> Aim of the exercise: Please report how many lines below contain "name", writing nothing except the number.

Records from a dataset
.....
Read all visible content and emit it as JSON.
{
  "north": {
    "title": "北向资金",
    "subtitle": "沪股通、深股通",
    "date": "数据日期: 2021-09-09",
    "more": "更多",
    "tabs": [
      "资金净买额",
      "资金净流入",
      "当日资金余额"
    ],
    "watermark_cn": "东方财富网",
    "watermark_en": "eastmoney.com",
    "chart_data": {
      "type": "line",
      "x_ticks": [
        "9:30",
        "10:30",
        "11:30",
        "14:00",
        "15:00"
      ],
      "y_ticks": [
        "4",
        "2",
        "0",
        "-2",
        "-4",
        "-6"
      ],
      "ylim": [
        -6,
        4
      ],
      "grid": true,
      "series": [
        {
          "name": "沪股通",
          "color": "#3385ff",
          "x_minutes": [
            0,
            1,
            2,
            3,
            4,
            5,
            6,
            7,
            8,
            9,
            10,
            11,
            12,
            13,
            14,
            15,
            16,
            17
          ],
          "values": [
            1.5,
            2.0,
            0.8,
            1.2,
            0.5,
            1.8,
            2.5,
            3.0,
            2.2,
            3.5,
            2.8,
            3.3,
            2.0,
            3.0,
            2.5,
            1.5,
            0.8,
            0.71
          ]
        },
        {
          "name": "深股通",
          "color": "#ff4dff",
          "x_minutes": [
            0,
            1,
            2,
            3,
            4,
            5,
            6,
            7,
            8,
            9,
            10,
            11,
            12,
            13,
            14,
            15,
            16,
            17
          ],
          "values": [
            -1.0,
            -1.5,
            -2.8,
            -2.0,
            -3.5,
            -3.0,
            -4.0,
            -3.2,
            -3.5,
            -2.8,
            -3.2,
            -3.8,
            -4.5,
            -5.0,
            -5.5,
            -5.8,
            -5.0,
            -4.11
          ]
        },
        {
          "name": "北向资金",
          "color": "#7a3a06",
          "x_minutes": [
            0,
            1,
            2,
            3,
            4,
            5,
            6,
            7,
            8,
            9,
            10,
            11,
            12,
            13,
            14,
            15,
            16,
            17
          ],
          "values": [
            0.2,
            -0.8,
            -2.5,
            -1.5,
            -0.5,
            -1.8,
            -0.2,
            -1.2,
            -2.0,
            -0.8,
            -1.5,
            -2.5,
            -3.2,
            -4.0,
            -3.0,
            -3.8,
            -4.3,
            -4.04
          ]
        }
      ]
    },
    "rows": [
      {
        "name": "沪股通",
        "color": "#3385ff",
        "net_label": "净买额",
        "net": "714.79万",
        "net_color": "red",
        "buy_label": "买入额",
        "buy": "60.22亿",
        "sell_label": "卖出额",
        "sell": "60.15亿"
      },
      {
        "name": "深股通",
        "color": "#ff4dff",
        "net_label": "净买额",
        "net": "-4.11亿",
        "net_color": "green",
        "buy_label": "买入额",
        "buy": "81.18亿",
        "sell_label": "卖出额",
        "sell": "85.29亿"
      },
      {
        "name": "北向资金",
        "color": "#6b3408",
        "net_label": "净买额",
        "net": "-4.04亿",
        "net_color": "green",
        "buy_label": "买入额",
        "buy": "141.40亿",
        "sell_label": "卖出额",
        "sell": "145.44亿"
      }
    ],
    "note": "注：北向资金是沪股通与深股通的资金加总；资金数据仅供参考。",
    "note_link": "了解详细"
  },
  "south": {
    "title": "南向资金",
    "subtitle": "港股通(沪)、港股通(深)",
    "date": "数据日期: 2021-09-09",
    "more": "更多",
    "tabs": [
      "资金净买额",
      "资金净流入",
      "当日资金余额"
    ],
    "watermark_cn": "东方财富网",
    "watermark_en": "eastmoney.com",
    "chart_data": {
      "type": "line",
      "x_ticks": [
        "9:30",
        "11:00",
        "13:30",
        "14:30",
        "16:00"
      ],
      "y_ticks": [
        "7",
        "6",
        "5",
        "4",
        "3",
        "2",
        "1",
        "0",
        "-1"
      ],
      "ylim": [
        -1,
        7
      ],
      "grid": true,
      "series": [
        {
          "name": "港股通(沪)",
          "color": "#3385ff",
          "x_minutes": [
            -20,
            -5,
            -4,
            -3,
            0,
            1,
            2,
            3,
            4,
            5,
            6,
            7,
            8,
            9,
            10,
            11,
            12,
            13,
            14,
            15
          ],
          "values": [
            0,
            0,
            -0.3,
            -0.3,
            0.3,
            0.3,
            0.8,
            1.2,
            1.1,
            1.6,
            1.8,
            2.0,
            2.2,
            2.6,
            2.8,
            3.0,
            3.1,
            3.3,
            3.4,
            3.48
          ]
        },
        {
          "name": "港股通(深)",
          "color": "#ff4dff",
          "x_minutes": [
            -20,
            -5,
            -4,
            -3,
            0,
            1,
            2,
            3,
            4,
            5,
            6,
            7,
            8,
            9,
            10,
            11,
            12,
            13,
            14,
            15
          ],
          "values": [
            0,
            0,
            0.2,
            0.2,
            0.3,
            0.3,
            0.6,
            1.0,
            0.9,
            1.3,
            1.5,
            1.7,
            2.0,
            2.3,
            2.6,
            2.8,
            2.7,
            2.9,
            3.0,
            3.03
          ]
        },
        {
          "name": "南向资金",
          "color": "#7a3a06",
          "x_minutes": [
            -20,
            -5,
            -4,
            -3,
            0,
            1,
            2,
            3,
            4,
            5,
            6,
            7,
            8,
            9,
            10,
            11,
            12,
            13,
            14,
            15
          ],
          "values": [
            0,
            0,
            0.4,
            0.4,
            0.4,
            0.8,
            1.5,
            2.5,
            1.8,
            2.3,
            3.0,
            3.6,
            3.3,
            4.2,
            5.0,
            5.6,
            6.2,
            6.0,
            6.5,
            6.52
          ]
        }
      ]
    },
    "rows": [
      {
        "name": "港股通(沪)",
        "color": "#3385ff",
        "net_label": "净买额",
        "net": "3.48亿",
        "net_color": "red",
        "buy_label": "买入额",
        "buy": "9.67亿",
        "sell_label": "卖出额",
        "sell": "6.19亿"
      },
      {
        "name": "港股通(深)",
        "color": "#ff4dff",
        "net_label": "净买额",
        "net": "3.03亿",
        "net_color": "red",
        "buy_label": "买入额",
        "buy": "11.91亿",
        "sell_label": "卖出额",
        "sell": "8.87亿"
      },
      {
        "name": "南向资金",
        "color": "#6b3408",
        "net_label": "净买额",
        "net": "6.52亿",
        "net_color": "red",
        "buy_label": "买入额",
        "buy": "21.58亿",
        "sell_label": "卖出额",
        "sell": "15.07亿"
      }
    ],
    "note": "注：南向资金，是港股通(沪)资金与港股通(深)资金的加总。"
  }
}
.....
> Result of this task: 12